Autobiography: What It Is and How to Write One
Have you ever wanted to document your life? Do you want to share your experiences with future generations? Then, consider writing an autobiography! Coming from the Greek autos meaning “self” and bios meaning “write”, autobiographies set out to capture one’s existence. In today’s blog, we’ll talk about what this anecdote-filled book comprises of, and how you, too, can pen one.
What is An Autobiography?
Although the term autobiography only came in to use in the 19th century, humans have been recounting moments in their lives for years. Sometimes these novels are fictional like Catcher in the Rye or Jane Eyre. Giving the character the opportunity to address both the internal and external responses they are experiencing helps connect the reader to the material. However, this blog will be focusing primarily on non-fictional autobiography.
Biographers (writers who document other people’s lives) might use a variety of different sources when constructing their subject’s narrative. However, autobiographers usually rely solely on memory. Thus, autobiographies are very subjective in nature and can not always be trusted to be factually correct. The author is given the opportunity to rewrite history.
How to Write One
Autobiographies don’t have to be something that you share with the world. Immortalising your experiences is a great way to remember fond memories and leave a documentation of the past for future generations. So, grab a pen and let’s get started recollecting!
Before going into the small details, first you want to decide the structure and trajectory of your autobiography. Consider when you want to start the narrative and when you want to end it. Compile all experiences that you think are of interest / shaped you into the person you are today. Not all of these memories will make it to the final draft but they might help to recall other experiences and details.
Remembering moments that happened a long time ago can be difficult. Try out these writing exercises to tap into your subconscious using your five sense!
- Sight. Looking at photographs can help to jog memories. Write down the people you see and where the photo was taken. Then, try to see if you can recall other details like smell and touch. Next, write down what you remember before and after taking the picture.

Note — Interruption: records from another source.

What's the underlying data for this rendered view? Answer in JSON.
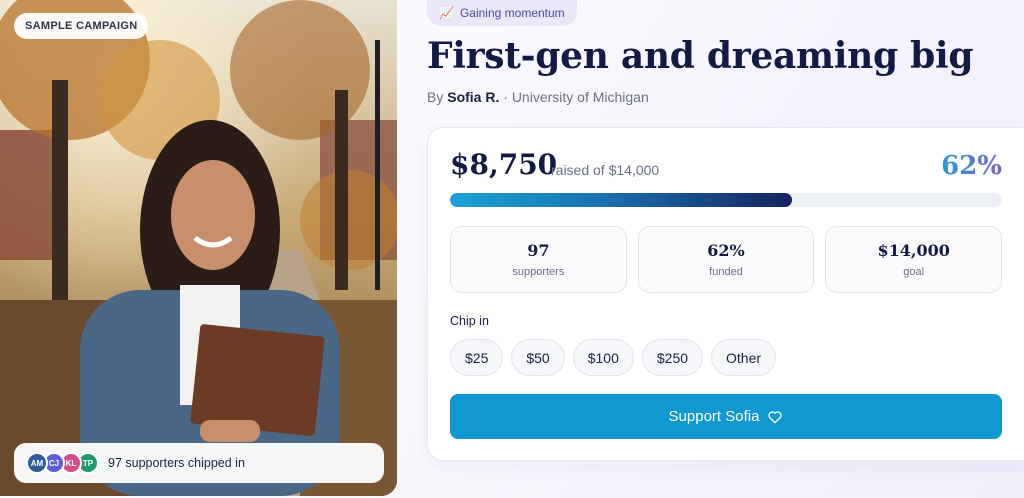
{
  "campaign": {
    "badge": "SAMPLE CAMPAIGN",
    "status_tag": "Gaining momentum",
    "status_icon": "chart-up-icon",
    "title": "First-gen and dreaming big",
    "byline_prefix": "By",
    "author": "Sofia R.",
    "byline_separator": "·",
    "school": "University of Michigan"
  },
  "funding": {
    "raised": "$8,750",
    "raised_of": "raised of $14,000",
    "percent_label": "62%",
    "progress_fraction": 0.62,
    "stats": [
      {
        "value": "97",
        "label": "supporters"
      },
      {
        "value": "62%",
        "label": "funded"
      },
      {
        "value": "$14,000",
        "label": "goal"
      }
    ]
  },
  "chip_in": {
    "label": "Chip in",
    "options": [
      "$25",
      "$50",
      "$100",
      "$250",
      "Other"
    ]
  },
  "cta": {
    "label": "Support Sofia",
    "icon": "heart-icon"
  },
  "supporters_strip": {
    "avatars": [
      {
        "initials": "AM",
        "color": "#2f5b9a"
      },
      {
        "initials": "CJ",
        "color": "#5b5fd6"
      },
      {
        "initials": "KL",
        "color": "#d64b8c"
      },
      {
        "initials": "TP",
        "color": "#1f9b6f"
      }
    ],
    "text": "97 supporters chipped in"
  },
  "colors": {
    "accent": "#1298d0",
    "title": "#141a46",
    "status_bg": "#ebe7fb"
  }
}
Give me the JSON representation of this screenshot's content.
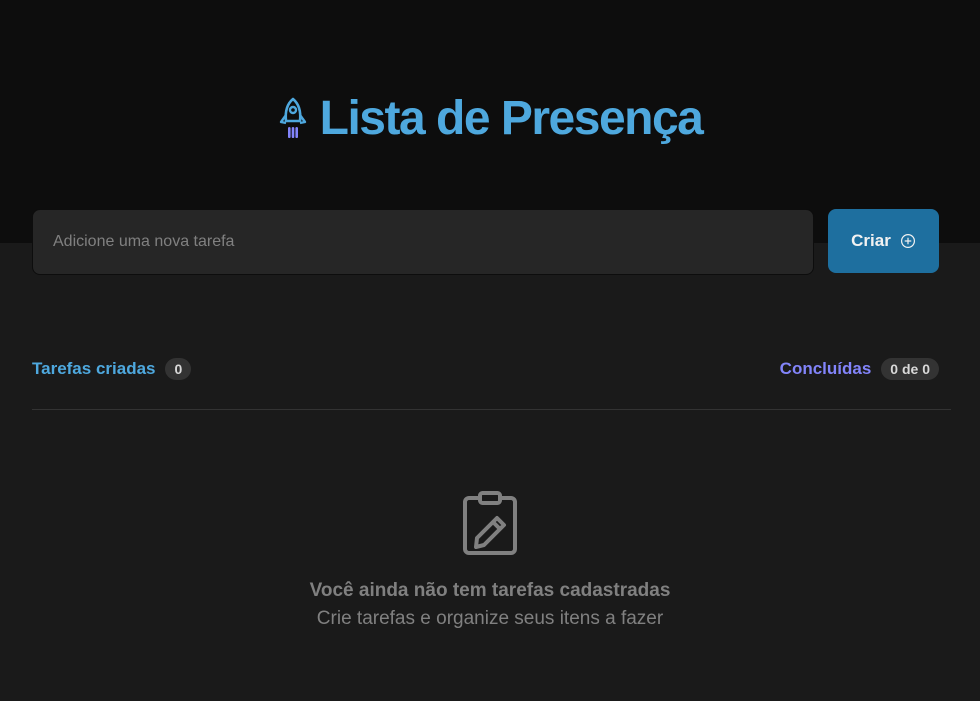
{
  "header": {
    "logo_icon": "rocket-icon",
    "title": "Lista de Presença",
    "colors": {
      "title": "#4ea8de",
      "rocket_flame": "#8284fa"
    }
  },
  "new_task": {
    "placeholder": "Adicione uma nova tarefa",
    "value": "",
    "button_label": "Criar",
    "button_icon": "plus-circle-icon",
    "button_color": "#1e6f9f"
  },
  "summary": {
    "created_label": "Tarefas criadas",
    "created_count": "0",
    "done_label": "Concluídas",
    "done_count": "0 de 0",
    "colors": {
      "created": "#4ea8de",
      "done": "#8284fa"
    }
  },
  "empty_state": {
    "icon": "clipboard-icon",
    "title": "Você ainda não tem tarefas cadastradas",
    "subtitle": "Crie tarefas e organize seus itens a fazer"
  }
}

- Taste. Cook a favourite dish from your childhood. What do you feel when going through the steps of the memory? What images or thoughts does eating the food elicit?
- Touch. Hold an item of importance from your past. It cook be a toy or a teddy bear. If you’re trying to remember a specific person, try sitting in their chair or wearing their shoes. Close your eyes and try to image the other senses you experienced in the past.
When writing an autobiography, here are some key elements to keep in mind:
- Have details about your personal story. Collect and remember information like your hometown, family history, and important childhood locations.
- Focus on the experiences that changed your life whether that be big or small. What shaped you in to the person you are today? Don’t be afraid to include stories of failure.
- Write in the first-person. Allow yourself to be vulnerable and connect with the reader. Even if that reader is you.